There was no time to be bored though. Rice Cake making was on the cards. On Sunday, three of the students braved the rain and flooding to go and get ingredients and supplies for making the rice cakes from their home – a village about an hours motorbike ride from here in dry conditions. Then on Friday morning they all gathered round to prepare the cakes for cooking.
They prepared 2 kinds of cake. One is called Nom Jake (Banana Cake) and I’m not sure what the other is called, but it was made of exactly the same ingredients as Nom Jake minus the jake (banana) and was wrapped in different leaves for cooking.
First they collect and clean the banana palm and other palm leaves. While others inside are preparing a raw sticky rice, coconut and black bean mix.

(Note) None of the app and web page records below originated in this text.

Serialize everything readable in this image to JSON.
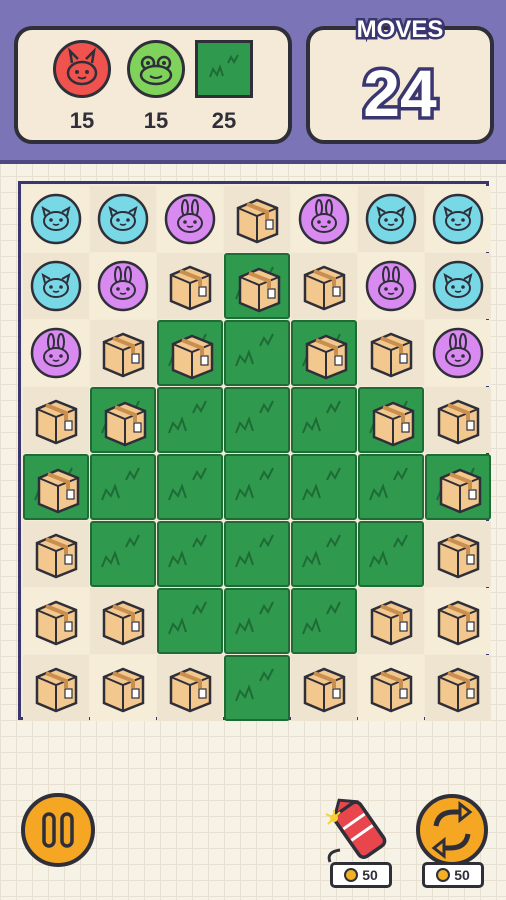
{
  "hud": {
    "goals": [
      {
        "name": "red-bunny-icon",
        "color": "#f0524d",
        "count": "15"
      },
      {
        "name": "green-frog-icon",
        "color": "#7fd35a",
        "count": "15"
      },
      {
        "name": "grass-tile-icon",
        "color": "#2f9a4e",
        "count": "25"
      }
    ],
    "moves_label": "MOVES",
    "moves_value": "24"
  },
  "board": {
    "rows": [
      [
        "cat-blue",
        "cat-blue",
        "bunny-pink",
        "box",
        "bunny-pink",
        "cat-blue",
        "cat-blue"
      ],
      [
        "cat-blue",
        "bunny-pink",
        "box",
        "box-grass",
        "box",
        "bunny-pink",
        "cat-blue"
      ],
      [
        "bunny-pink",
        "box",
        "box-grass",
        "grass",
        "box-grass",
        "box",
        "bunny-pink"
      ],
      [
        "box",
        "box-grass",
        "grass",
        "grass",
        "grass",
        "box-grass",
        "box"
      ],
      [
        "box-grass",
        "grass",
        "grass",
        "grass",
        "grass",
        "grass",
        "box-grass"
      ],
      [
        "box",
        "grass",
        "grass",
        "grass",
        "grass",
        "grass",
        "box"
      ],
      [
        "box",
        "box",
        "grass",
        "grass",
        "grass",
        "box",
        "box"
      ],
      [
        "box",
        "box",
        "box",
        "grass",
        "box",
        "box",
        "box"
      ]
    ]
  },
  "controls": {
    "pause_icon": "pause-icon",
    "rocket_price": "50",
    "shuffle_price": "50"
  },
  "colors": {
    "cat_blue": "#79d8e6",
    "bunny_pink": "#d98af0",
    "box": "#f3c88e",
    "grass": "#2f9a4e",
    "accent_orange": "#f5a623",
    "header_purple": "#7b75b8"
  }
}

They then put the mix onto the leaves that are folded in various shapes that don’t need extra tying or into tubes with extra shredded leaves used to tie them firmly shut. The Nom Jake is cooked in the banana leaves. They put a layer of rice mix and then add a banana to the center and wrap it all up. After that, they are steamed for a long time and then eaten – usually with palm sugar. They can be kept for a couple of days.
And here’s a picture of the finished product.
There are quite a few types of sticky rice cake that the Khmer make. Some have mung beans, some have a coconut/sugar/peanut mix. Some are made from sticky rice flour and some have pumpkin. I was treated to the latter – pumpkin sticky rice cake. I’d never tasted that one before and it, in my opinion is the best.
In other news; although it has stopped raining (for now) the water level is still rising as excess water flows from Thailand into Cambodia. In 2011 the city of Siem Reap flooded quite badly, so in 2012 they tried to solve that problem by diverting the water that flowed into the Siem Reap river into 2 different rivers and also into the Baray. Well it worked. The city of Siem Reap isn’t flooded this year… but some of the areas surrounding the city have because of this prevention method! Our driveway was today, completely under water and it was reported that the airport was also flooded last night. Here, the big pond beside the boys dorm has been filling up all day and has even overflowed at one end. We aren’t flooded yet, just surrounded by water on all sides. Hopefully the flood waters will go down soon. Some of our outside students haven’t been able to attend school because of all the extra water. Many peoples homes are flooded, some up to waist deep. There is also flooding in some of the other provinces in Cambodia. I’ll leave you with some pictures of the pond and the driveway.